App and web page records:
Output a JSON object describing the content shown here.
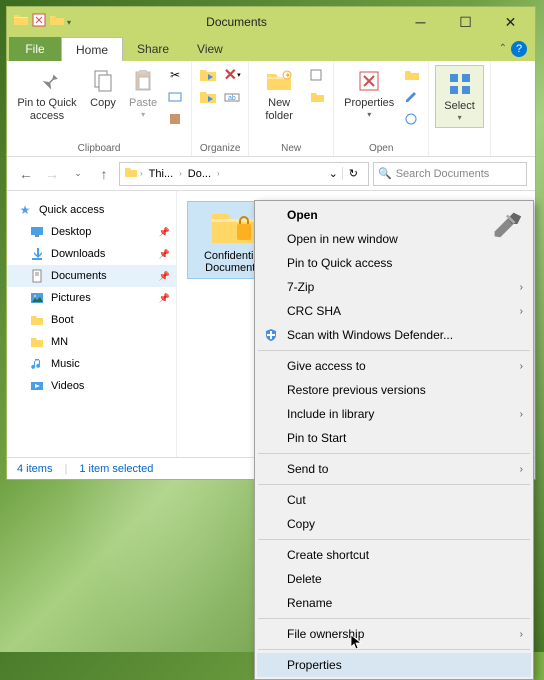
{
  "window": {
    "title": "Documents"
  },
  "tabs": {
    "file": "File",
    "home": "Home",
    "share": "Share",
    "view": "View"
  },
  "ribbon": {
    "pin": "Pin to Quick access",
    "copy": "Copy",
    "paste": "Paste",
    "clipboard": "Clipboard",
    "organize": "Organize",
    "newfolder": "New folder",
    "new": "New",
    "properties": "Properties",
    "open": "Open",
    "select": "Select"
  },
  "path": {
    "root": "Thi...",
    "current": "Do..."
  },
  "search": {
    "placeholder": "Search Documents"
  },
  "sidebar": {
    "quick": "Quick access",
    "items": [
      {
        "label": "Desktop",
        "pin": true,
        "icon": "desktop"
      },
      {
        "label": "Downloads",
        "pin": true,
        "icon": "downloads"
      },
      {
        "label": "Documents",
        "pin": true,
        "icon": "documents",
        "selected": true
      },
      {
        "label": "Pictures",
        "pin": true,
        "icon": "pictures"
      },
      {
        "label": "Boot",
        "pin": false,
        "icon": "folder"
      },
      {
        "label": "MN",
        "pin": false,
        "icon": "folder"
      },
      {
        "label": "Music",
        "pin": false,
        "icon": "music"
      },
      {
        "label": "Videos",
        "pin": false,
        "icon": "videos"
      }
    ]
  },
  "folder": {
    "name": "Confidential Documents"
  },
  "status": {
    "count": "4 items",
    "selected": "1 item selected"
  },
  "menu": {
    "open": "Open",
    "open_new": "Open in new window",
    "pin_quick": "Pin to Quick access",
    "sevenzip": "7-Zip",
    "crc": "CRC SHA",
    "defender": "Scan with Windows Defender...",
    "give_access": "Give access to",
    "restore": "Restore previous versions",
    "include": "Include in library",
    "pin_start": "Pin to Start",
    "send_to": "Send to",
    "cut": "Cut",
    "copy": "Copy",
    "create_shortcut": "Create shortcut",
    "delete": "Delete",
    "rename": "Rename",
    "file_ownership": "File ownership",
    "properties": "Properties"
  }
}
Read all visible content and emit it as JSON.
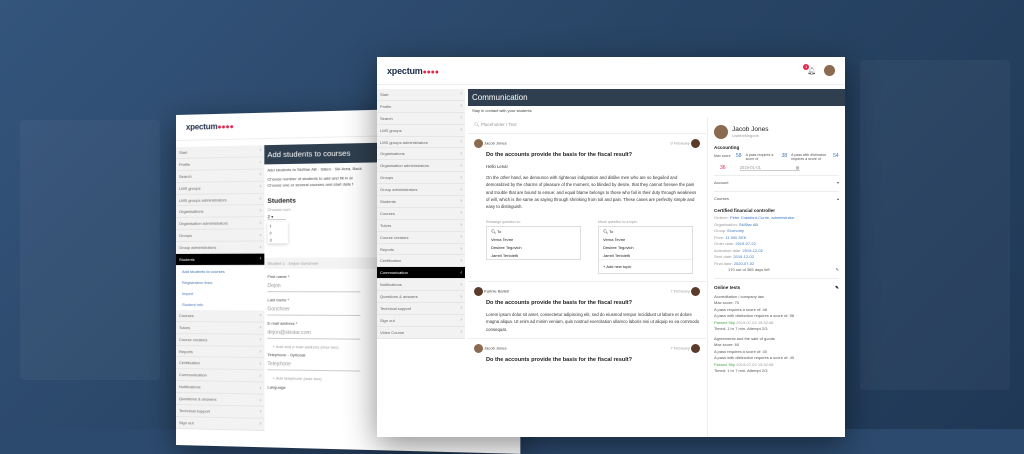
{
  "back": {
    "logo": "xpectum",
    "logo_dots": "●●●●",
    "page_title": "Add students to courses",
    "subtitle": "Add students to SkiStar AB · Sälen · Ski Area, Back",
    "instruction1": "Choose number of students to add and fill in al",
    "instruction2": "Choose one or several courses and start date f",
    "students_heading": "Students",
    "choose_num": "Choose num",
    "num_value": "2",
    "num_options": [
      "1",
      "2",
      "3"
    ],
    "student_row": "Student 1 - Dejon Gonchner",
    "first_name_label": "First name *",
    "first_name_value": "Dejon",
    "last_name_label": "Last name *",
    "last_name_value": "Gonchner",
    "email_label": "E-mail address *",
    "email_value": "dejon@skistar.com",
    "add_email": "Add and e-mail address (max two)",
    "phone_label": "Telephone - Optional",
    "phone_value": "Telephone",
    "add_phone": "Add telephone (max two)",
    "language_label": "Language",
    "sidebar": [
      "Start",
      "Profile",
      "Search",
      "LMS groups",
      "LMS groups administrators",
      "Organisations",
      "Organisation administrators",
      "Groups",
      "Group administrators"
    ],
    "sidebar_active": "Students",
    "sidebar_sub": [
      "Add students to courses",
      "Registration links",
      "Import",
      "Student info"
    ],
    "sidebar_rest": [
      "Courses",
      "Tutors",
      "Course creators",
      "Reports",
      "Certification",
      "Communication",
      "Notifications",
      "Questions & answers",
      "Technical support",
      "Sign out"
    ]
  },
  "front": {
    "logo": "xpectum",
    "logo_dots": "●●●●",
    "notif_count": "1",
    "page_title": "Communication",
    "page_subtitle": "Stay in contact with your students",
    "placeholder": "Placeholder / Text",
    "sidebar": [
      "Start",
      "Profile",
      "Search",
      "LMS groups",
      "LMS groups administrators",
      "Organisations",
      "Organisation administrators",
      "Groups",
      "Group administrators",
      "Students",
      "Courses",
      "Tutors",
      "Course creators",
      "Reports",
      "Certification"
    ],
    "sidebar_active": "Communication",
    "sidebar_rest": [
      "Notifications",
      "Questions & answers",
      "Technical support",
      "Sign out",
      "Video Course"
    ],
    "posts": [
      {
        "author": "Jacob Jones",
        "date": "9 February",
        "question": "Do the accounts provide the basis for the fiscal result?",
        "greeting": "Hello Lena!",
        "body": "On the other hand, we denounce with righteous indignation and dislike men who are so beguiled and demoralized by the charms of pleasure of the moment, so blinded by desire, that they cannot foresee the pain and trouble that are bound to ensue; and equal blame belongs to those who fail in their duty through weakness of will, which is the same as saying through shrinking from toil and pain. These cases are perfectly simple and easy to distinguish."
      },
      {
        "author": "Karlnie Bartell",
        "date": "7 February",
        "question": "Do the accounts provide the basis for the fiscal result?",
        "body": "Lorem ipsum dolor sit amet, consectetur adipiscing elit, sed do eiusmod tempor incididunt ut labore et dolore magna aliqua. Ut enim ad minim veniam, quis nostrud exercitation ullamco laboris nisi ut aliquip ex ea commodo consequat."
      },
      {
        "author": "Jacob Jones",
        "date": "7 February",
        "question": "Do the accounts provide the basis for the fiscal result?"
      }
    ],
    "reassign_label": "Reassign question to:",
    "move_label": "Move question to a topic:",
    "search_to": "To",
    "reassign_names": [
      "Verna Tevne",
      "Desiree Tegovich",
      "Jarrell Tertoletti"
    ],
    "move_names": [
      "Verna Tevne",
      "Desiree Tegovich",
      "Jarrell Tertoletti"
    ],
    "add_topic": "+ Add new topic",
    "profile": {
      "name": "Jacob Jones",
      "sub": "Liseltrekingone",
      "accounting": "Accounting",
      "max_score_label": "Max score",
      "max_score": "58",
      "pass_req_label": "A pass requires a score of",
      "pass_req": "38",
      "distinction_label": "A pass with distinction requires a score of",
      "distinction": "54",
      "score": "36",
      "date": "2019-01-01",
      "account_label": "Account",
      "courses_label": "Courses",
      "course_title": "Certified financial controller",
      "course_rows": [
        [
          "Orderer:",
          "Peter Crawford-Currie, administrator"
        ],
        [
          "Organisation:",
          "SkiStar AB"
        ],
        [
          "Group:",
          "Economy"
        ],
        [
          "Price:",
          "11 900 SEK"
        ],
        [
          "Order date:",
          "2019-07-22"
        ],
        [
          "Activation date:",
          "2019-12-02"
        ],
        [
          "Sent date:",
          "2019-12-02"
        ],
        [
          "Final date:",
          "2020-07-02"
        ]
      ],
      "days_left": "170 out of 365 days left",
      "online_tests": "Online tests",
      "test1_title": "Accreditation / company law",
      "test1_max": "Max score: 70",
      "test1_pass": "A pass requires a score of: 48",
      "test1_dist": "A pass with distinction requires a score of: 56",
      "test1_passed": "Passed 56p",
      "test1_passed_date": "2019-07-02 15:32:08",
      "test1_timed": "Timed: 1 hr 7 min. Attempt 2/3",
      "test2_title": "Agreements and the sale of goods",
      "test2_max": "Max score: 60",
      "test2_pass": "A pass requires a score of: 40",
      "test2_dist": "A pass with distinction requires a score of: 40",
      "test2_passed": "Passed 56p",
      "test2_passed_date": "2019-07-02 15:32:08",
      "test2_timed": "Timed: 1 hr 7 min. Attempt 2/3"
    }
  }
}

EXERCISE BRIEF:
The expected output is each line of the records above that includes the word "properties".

SOLUTION TO THIS TASK:
    "properties": "Properties",
    "properties": "Properties"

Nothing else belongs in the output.